When Sandy Hernandez’ two Siberian Huskies went missing, he was devastated. They managed to hop the fence in their yard and Hernandez spent the entire weekend searching for them, but to no avail.But little did he know, his two fur-babies were safe. While he was looking for them, they wound up getting taken in by Miami-Dade Animal Services after someone found them on the streets.
Thinking they were strays, the shelter used them as doggy models for a photoshoot with Ocean Drive Magazine to highlight pet adoption.
Hernandez had posted flyers all over the neighborhood in the hopes that someone would see them and recognize his beloved pups. That’s when he received a call from the man who had found them and took them to the shelter. The man explained that he thought they were strays and told Hernandez to go to Animal Services.
When Hernandez arrived, he saw his two beautiful pooches posing for the cameras during the photoshoot.
“That’s my dog, man! That’s my dog,” he yelled, as he ran up to the shoot crying. He immediately hugged his dogs, who were equally as happy to see their owner again.
The pups, 3-year-old Ragnar and 11-month-old Kloud are now back at home with Hernandez. Hernandez also decided to get both of them microchipped to avoid situations like this in the future.
For most people, dogs are not just our pets, they are our family members. When you bring a dog into your life, things just seem to get a lot more exciting. There’s few things that are better than coming home after a long day of work and having your beloved furbaby happily greet you at the door.

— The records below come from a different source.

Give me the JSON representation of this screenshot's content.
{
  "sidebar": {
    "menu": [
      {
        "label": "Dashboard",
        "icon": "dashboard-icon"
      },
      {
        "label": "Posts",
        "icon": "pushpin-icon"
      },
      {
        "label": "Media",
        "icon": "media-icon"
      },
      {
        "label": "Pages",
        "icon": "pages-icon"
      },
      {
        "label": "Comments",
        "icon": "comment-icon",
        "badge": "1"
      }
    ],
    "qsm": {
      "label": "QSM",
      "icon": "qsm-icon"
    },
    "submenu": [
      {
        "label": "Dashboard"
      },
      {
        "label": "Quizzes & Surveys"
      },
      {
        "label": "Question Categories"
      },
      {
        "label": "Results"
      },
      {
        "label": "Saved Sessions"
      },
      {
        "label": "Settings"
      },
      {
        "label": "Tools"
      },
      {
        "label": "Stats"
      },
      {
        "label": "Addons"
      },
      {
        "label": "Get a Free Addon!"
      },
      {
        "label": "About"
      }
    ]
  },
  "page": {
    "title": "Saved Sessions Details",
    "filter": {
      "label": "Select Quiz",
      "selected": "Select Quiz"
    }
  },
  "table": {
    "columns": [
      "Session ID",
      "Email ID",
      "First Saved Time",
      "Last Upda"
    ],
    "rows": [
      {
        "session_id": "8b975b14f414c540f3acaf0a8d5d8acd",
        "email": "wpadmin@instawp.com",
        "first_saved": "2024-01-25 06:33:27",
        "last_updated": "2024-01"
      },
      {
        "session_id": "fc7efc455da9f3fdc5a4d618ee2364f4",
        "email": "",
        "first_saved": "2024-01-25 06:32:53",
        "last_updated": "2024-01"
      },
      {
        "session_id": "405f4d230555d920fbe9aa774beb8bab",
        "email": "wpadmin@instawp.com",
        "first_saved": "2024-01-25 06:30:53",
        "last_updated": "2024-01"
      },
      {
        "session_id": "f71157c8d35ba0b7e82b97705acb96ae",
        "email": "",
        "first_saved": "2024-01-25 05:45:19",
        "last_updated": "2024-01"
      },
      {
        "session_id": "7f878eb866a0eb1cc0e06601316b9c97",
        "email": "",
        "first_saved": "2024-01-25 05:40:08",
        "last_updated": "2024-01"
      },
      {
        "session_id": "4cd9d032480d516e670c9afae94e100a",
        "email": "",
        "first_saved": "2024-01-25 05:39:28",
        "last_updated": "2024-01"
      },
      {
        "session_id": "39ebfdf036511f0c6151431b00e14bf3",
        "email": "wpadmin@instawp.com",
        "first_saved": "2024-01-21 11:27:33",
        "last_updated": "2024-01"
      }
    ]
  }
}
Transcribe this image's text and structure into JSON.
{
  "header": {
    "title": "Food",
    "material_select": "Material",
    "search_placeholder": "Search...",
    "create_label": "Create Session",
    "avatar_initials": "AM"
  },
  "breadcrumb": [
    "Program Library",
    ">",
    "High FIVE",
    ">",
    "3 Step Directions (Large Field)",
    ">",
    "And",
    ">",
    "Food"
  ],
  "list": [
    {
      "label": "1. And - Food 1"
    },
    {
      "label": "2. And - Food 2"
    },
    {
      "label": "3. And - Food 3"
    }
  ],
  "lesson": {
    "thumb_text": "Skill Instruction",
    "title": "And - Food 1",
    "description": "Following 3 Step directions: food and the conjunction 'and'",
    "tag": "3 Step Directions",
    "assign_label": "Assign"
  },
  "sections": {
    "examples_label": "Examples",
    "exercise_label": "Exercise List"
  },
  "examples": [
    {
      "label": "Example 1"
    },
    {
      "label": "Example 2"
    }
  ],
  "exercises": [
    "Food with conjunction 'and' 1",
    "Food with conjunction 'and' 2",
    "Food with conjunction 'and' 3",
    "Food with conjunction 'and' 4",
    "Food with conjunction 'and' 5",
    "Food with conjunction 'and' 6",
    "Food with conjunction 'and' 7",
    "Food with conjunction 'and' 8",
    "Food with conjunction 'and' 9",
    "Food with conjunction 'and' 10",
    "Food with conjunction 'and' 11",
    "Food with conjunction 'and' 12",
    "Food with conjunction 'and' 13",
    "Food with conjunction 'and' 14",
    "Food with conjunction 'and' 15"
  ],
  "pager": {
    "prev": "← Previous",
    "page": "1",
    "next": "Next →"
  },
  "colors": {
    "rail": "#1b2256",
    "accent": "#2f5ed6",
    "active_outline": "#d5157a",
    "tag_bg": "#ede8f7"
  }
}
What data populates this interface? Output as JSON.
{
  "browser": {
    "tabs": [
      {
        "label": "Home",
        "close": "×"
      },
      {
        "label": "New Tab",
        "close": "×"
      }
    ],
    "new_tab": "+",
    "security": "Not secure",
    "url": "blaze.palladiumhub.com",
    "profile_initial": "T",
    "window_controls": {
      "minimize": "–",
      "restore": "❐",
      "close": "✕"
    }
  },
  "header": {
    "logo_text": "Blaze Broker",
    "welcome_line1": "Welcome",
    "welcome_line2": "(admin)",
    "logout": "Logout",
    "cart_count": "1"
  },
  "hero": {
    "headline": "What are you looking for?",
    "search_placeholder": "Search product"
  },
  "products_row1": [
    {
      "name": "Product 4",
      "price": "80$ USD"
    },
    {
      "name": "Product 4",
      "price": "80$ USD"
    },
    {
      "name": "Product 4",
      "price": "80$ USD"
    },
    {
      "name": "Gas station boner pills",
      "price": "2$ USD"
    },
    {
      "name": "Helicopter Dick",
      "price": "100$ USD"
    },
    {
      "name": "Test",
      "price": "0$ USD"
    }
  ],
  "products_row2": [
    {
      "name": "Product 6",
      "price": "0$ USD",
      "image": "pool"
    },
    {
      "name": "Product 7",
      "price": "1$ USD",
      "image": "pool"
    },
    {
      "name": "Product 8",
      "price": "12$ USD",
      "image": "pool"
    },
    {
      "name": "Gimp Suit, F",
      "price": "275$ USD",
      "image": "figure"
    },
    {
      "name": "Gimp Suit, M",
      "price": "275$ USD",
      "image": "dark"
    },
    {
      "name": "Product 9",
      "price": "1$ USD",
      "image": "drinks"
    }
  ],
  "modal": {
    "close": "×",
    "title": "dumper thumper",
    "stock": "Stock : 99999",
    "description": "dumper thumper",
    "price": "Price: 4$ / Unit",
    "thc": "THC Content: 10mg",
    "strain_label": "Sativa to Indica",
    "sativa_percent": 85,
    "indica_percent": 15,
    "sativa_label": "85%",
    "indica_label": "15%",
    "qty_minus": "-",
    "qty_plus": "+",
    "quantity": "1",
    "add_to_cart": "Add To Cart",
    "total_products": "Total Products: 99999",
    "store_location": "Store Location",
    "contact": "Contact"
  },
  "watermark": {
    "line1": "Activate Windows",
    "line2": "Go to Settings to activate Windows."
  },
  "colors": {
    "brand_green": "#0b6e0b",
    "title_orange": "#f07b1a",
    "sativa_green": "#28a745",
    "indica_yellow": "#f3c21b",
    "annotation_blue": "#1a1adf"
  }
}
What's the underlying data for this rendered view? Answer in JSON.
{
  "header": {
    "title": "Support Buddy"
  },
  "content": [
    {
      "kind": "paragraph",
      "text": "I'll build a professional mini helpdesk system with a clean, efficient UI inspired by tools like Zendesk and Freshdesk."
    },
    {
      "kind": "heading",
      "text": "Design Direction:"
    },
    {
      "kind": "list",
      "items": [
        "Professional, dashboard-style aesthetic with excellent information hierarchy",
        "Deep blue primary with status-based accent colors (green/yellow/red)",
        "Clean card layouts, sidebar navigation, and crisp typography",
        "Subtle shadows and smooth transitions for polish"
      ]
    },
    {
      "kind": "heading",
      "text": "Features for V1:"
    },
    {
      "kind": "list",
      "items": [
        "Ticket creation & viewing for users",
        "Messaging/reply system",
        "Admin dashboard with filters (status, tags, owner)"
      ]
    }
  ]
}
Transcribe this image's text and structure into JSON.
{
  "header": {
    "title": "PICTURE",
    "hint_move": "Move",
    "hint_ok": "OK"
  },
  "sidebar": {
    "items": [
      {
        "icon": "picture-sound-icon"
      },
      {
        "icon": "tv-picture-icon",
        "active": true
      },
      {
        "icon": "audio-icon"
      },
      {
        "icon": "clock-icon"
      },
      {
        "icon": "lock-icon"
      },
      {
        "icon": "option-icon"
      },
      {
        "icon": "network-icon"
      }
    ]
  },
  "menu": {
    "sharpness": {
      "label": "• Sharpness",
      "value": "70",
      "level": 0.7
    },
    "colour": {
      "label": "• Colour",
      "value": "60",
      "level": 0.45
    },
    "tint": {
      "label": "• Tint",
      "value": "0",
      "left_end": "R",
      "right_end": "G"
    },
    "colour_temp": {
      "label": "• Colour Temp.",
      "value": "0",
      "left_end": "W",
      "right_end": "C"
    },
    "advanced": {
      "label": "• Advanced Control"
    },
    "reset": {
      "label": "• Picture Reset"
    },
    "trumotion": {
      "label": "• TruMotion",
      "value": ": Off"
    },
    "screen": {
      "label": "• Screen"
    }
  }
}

While we love our pups and they love us back unconditionally, there are a few “annoying habits” that our dogs may not really like.
Using words more than body language- Of course, dogs can understand a select few words, but we all know that they can’t comprehend every single thing we are saying. Because of this, dogs tend to watch our body language to understand what we are trying to tell them.
Keeping eye contact– Looking straight into a dog’s eyes without blinking, especially a dog you don’t know, may come across as an act of assertion or dominance. If you’re meeting a new dog for the first time, it’s important not to make strong eye contact right off the bat.